built on Jan 21 2011 08:21:58 with gcc 4.4.5
configuration: –enable-libdc1394 –prefix=/usr –extra-cflags=’-Wall -g ‘ –cc=’ccache cc’ –enable-shared –enable-libmp3lame –enable-gpl –enable-libvorbis –enable-pthreads –enable-libfaac –enable-libxvid –enable-postproc –enable-x11grab –enable-libgsm –enable-libtheora –enable-libopencore-amrnb –enable-libopencore-amrwb –enable-libx264 –enable-libspeex –enable-nonfree –disable-stripping –enable-avfilter –enable-libdirac –disable-decoder=libdirac –enable-libschroedinger –disable-encoder=libschroedinger –enable-version3 –enable-libopenjpeg –enable-libvpx –enable-librtmp –extra-libs=-lgcrypt –disable-altivec –disable-armv5te –disable-armv6 –disable-vis
libavutil 50.33. 0 / 50.39. 0
libavcore 0.14. 0 / 0.14. 0
libavcodec 52.97. 2 / 52.97. 2
libavformat 52.87. 1 / 52.87. 1
libavdevice 52. 2. 2 / 52. 2. 2
libavfilter 1.65. 0 / 1.65. 0
libswscale 0.12. 0 / 0.12. 0
libpostproc 51. 2. 0 / 51. 2. 0
[flv @ 0x1336760] Estimating duration from bitrate, this may be inaccurate

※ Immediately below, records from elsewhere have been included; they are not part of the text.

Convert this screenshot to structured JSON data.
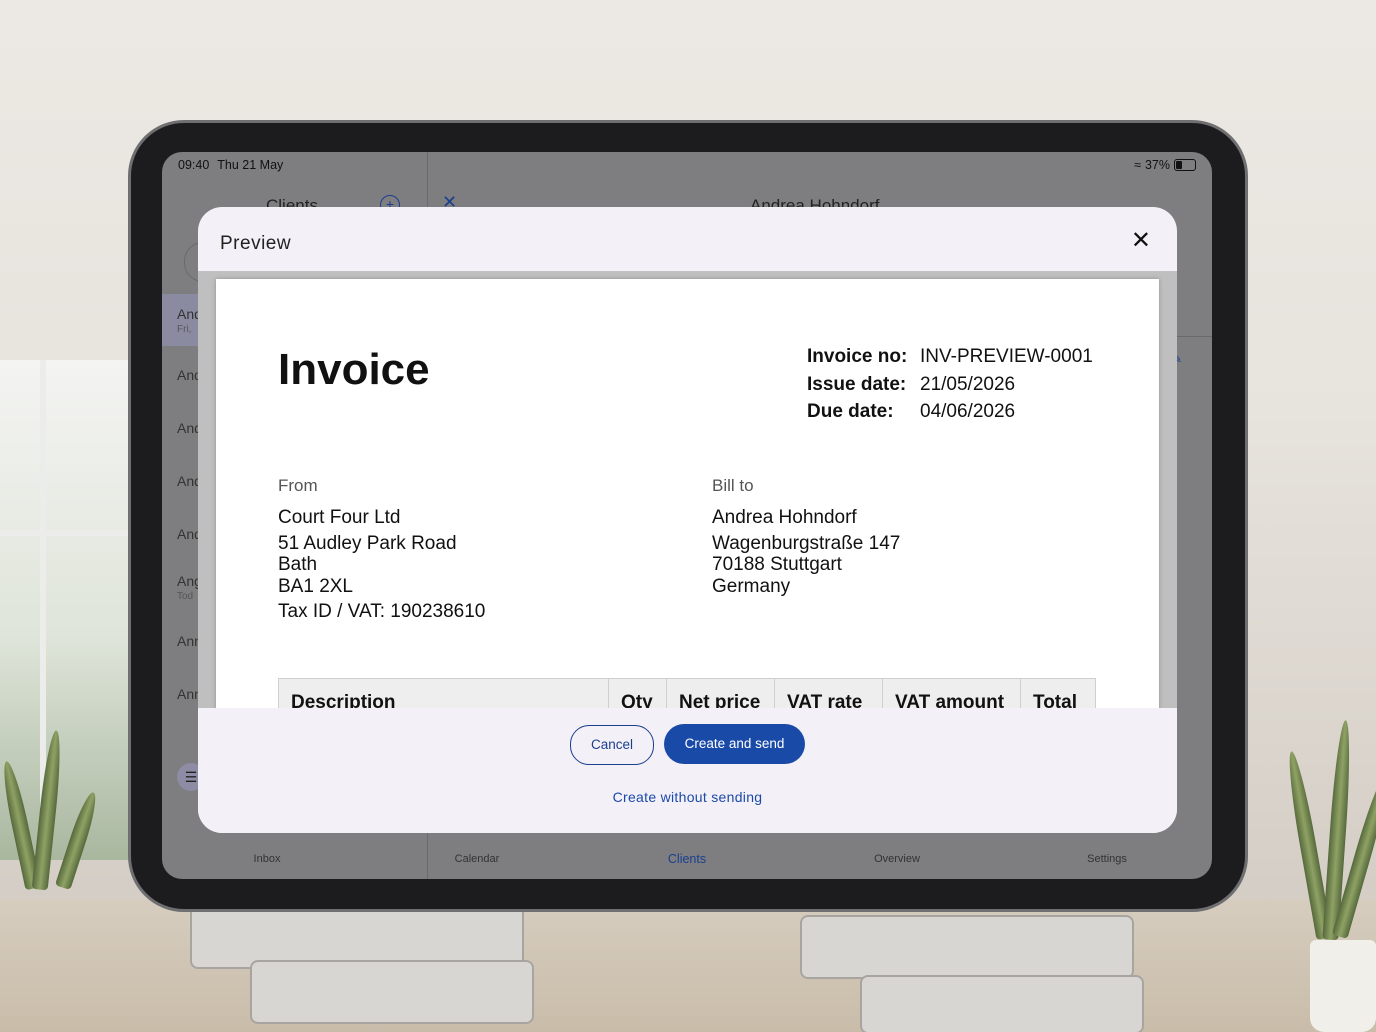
{
  "status_bar": {
    "time": "09:40",
    "date": "Thu 21 May",
    "battery": "37%"
  },
  "clients_panel": {
    "title": "Clients",
    "rows": [
      {
        "name": "And",
        "sub": "Fri,"
      },
      {
        "name": "And",
        "sub": ""
      },
      {
        "name": "And",
        "sub": ""
      },
      {
        "name": "And",
        "sub": ""
      },
      {
        "name": "And",
        "sub": ""
      },
      {
        "name": "Ang",
        "sub": "Tod"
      },
      {
        "name": "Ann",
        "sub": ""
      },
      {
        "name": "Ann",
        "sub": ""
      }
    ]
  },
  "detail": {
    "title": "Andrea Hohndorf"
  },
  "tabs": [
    {
      "label": "Inbox"
    },
    {
      "label": "Calendar"
    },
    {
      "label": "Clients"
    },
    {
      "label": "Overview"
    },
    {
      "label": "Settings"
    }
  ],
  "modal": {
    "title": "Preview",
    "invoice": {
      "heading": "Invoice",
      "meta": [
        {
          "key": "Invoice no:",
          "value": "INV-PREVIEW-0001"
        },
        {
          "key": "Issue date:",
          "value": "21/05/2026"
        },
        {
          "key": "Due date:",
          "value": "04/06/2026"
        }
      ],
      "from": {
        "label": "From",
        "name": "Court Four Ltd",
        "address": [
          "51 Audley Park Road",
          "Bath",
          "BA1 2XL"
        ],
        "tax": "Tax ID / VAT: 190238610"
      },
      "bill_to": {
        "label": "Bill to",
        "name": "Andrea Hohndorf",
        "address": [
          "Wagenburgstraße 147",
          "70188 Stuttgart",
          "Germany"
        ]
      },
      "columns": [
        "Description",
        "Qty",
        "Net price",
        "VAT rate",
        "VAT amount",
        "Total"
      ]
    },
    "cancel_label": "Cancel",
    "send_label": "Create and send",
    "nosend_label": "Create without sending"
  }
}
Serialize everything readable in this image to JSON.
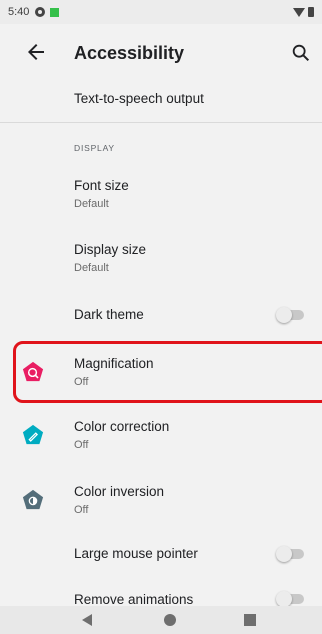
{
  "status_bar": {
    "time": "5:40"
  },
  "app_bar": {
    "title": "Accessibility"
  },
  "list": {
    "tts": {
      "title": "Text-to-speech output"
    },
    "display_header": "DISPLAY",
    "font_size": {
      "title": "Font size",
      "summary": "Default"
    },
    "display_size": {
      "title": "Display size",
      "summary": "Default"
    },
    "dark_theme": {
      "title": "Dark theme",
      "state": "off"
    },
    "magnification": {
      "title": "Magnification",
      "summary": "Off",
      "icon": "magnification-icon",
      "color": "#e91e63"
    },
    "color_correction": {
      "title": "Color correction",
      "summary": "Off",
      "icon": "color-correction-icon",
      "color": "#00acc1"
    },
    "color_inversion": {
      "title": "Color inversion",
      "summary": "Off",
      "icon": "color-inversion-icon",
      "color": "#546e7a"
    },
    "large_mouse_pointer": {
      "title": "Large mouse pointer",
      "state": "off"
    },
    "remove_animations": {
      "title": "Remove animations",
      "state": "off"
    }
  },
  "colors": {
    "highlight": "#e0141b",
    "background": "#f2f2f2"
  }
}
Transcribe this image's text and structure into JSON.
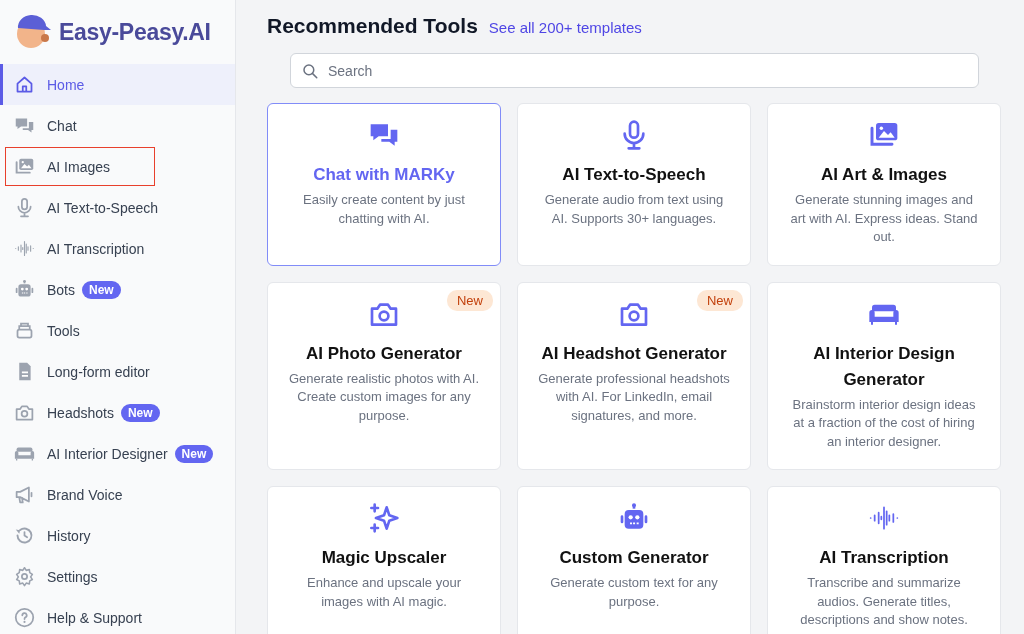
{
  "brand": {
    "name": "Easy-Peasy.AI"
  },
  "sidebar": {
    "items": [
      {
        "label": "Home",
        "selected": true,
        "highlighted": false
      },
      {
        "label": "Chat",
        "selected": false,
        "highlighted": false
      },
      {
        "label": "AI Images",
        "selected": false,
        "highlighted": true
      },
      {
        "label": "AI Text-to-Speech",
        "selected": false,
        "highlighted": false
      },
      {
        "label": "AI Transcription",
        "selected": false,
        "highlighted": false
      },
      {
        "label": "Bots",
        "badge": "New",
        "selected": false,
        "highlighted": false
      },
      {
        "label": "Tools",
        "selected": false,
        "highlighted": false
      },
      {
        "label": "Long-form editor",
        "selected": false,
        "highlighted": false
      },
      {
        "label": "Headshots",
        "badge": "New",
        "selected": false,
        "highlighted": false
      },
      {
        "label": "AI Interior Designer",
        "badge": "New",
        "selected": false,
        "highlighted": false
      },
      {
        "label": "Brand Voice",
        "selected": false,
        "highlighted": false
      },
      {
        "label": "History",
        "selected": false,
        "highlighted": false
      },
      {
        "label": "Settings",
        "selected": false,
        "highlighted": false
      },
      {
        "label": "Help & Support",
        "selected": false,
        "highlighted": false
      }
    ]
  },
  "main": {
    "title": "Recommended Tools",
    "see_all_link": "See all 200+ templates",
    "search": {
      "placeholder": "Search"
    },
    "cards": [
      {
        "title": "Chat with MARKy",
        "description": "Easily create content by just chatting with AI.",
        "selected": true
      },
      {
        "title": "AI Text-to-Speech",
        "description": "Generate audio from text using AI. Supports 30+ languages.",
        "selected": false
      },
      {
        "title": "AI Art & Images",
        "description": "Generate stunning images and art with AI. Express ideas. Stand out.",
        "selected": false
      },
      {
        "title": "AI Photo Generator",
        "description": "Generate realistic photos with AI. Create custom images for any purpose.",
        "badge": "New",
        "selected": false
      },
      {
        "title": "AI Headshot Generator",
        "description": "Generate professional headshots with AI. For LinkedIn, email signatures, and more.",
        "badge": "New",
        "selected": false
      },
      {
        "title": "AI Interior Design Generator",
        "description": "Brainstorm interior design ideas at a fraction of the cost of hiring an interior designer.",
        "selected": false
      },
      {
        "title": "Magic Upscaler",
        "description": "Enhance and upscale your images with AI magic.",
        "selected": false
      },
      {
        "title": "Custom Generator",
        "description": "Generate custom text for any purpose.",
        "selected": false
      },
      {
        "title": "AI Transcription",
        "description": "Transcribe and summarize audios. Generate titles, descriptions and show notes.",
        "selected": false
      }
    ]
  }
}
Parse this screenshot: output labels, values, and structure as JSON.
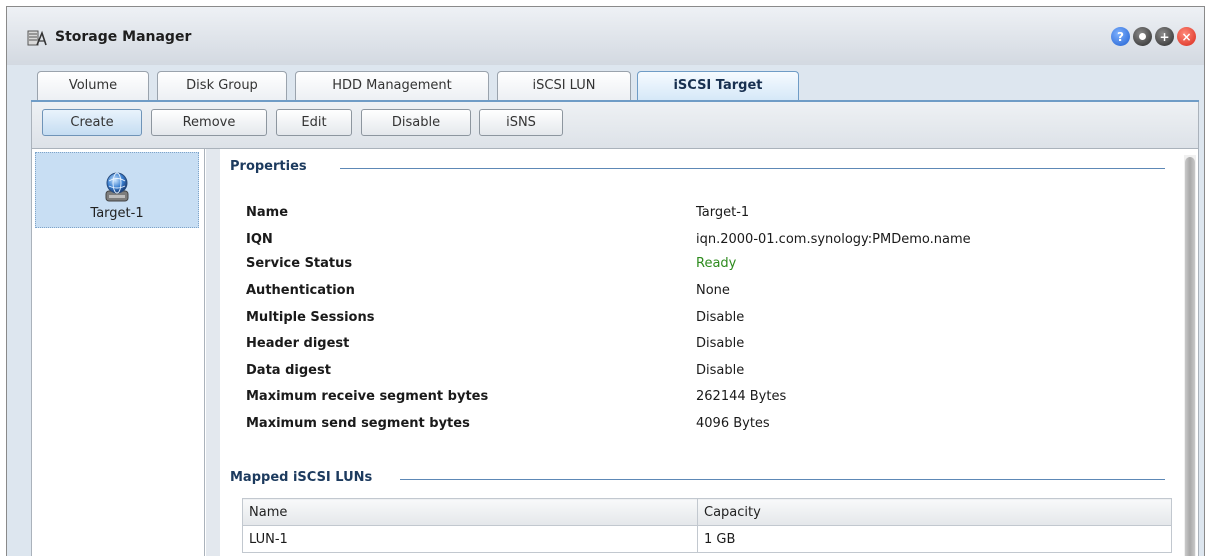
{
  "window": {
    "title": "Storage Manager",
    "icons": [
      "storage-manager-icon",
      "help-icon",
      "minimize-icon",
      "maximize-icon",
      "close-icon"
    ]
  },
  "tabs": [
    {
      "label": "Volume"
    },
    {
      "label": "Disk Group"
    },
    {
      "label": "HDD Management"
    },
    {
      "label": "iSCSI LUN"
    },
    {
      "label": "iSCSI Target",
      "active": true
    }
  ],
  "toolbar": {
    "create": "Create",
    "remove": "Remove",
    "edit": "Edit",
    "disable": "Disable",
    "isns": "iSNS"
  },
  "targets": [
    {
      "label": "Target-1",
      "icon": "globe-drive-icon"
    }
  ],
  "properties": {
    "section_title": "Properties",
    "rows": [
      {
        "label": "Name",
        "value": "Target-1"
      },
      {
        "label": "IQN",
        "value": "iqn.2000-01.com.synology:PMDemo.name"
      },
      {
        "label": "Service Status",
        "value": "Ready"
      },
      {
        "label": "Authentication",
        "value": "None"
      },
      {
        "label": "Multiple Sessions",
        "value": "Disable"
      },
      {
        "label": "Header digest",
        "value": "Disable"
      },
      {
        "label": "Data digest",
        "value": "Disable"
      },
      {
        "label": "Maximum receive segment bytes",
        "value": "262144 Bytes"
      },
      {
        "label": "Maximum send segment bytes",
        "value": "4096 Bytes"
      }
    ]
  },
  "mapped_luns": {
    "section_title": "Mapped iSCSI LUNs",
    "columns": [
      "Name",
      "Capacity"
    ],
    "rows": [
      [
        "LUN-1",
        "1 GB"
      ]
    ]
  },
  "colors": {
    "accent": "#6f9cc6",
    "ready": "#2e8b1e",
    "section_title": "#1c3a5e"
  }
}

Seems stream 0 codec frame rate differs from container frame rate: 2000.00 (2000/1) -> 29.92 (359/12)
Input #0, flv, from ‘g7tvI6JCXD0.flv’:
Metadata:
duration : 1060
starttime : 0
totalduration : 1060
width : 480
height : 360
videodatarate : 76
audiodatarate : 94
totaldatarate : 179
framerate : 30
bytelength : 23723246
canseekontime : true
sourcedata : B5F9E82C6HH1302704673918653
purl :
pmsg :
Duration: 00:17:40.35, start: 0.000000, bitrate: 174 kb/s
Stream #0.0: Video: h264, yuv420p, 480×360 [PAR 1:1 DAR 4:3], 77 kb/s, 29.92 tbr, 1k tbn, 2k tbc
Stream #0.1: Audio: aac, 44100 Hz, stereo, s16, 96 kb/s
WARNING: The bitrate parameter is set too low. It takes bits/s as argument, not kbits/s
Output #0, mp3, to ‘output.mp3’:
Metadata:
duration : 1060
starttime : 0
totalduration : 1060
width : 480
height : 360
videodatarate : 76
audiodatarate : 94
totaldatarate : 179
framerate : 30
bytelength : 23723246
canseekontime : true
sourcedata : B5F9E82C6HH1302704673918653
purl :
pmsg :
TSSE : Lavf52.87.1
Stream #0.0: Audio: libmp3lame, 44100 Hz, stereo, s16, 0 kb/s
Stream mapping:
Stream #0.1 -> #0.0
Press [q] to stop encoding
size= 16576kB time=1060.81 bitrate= 128.0kbits/s
video:0kB audio:16575kB global headers:0kB muxing overhead 0.002404%

real 0m38.489s
user 0m37.126s
sys 0m0.764s

When talking about conversions, another very useful application of ffmpeg is in case if you want to:

Extract Audio from online streams

Let’s say you have a favourite radio, you often listen and there are a podcast you want to capture for later listening, or just catch a few nice songs, using ffmpeg it’s a piece of cake by using the command like:

debian:~# ffmpeg -i http:///xxx.xxx.xxx.xxx/some -ab 128 -ar 44100 captured-radio-sound.mp3

The possible ways of use of ffmpeg is truly versatily, you can use it for instance if you have to convert some kind of audio or video format to another one I have given a very simple example of converting a .flv file to .avi and vice versa in my previous post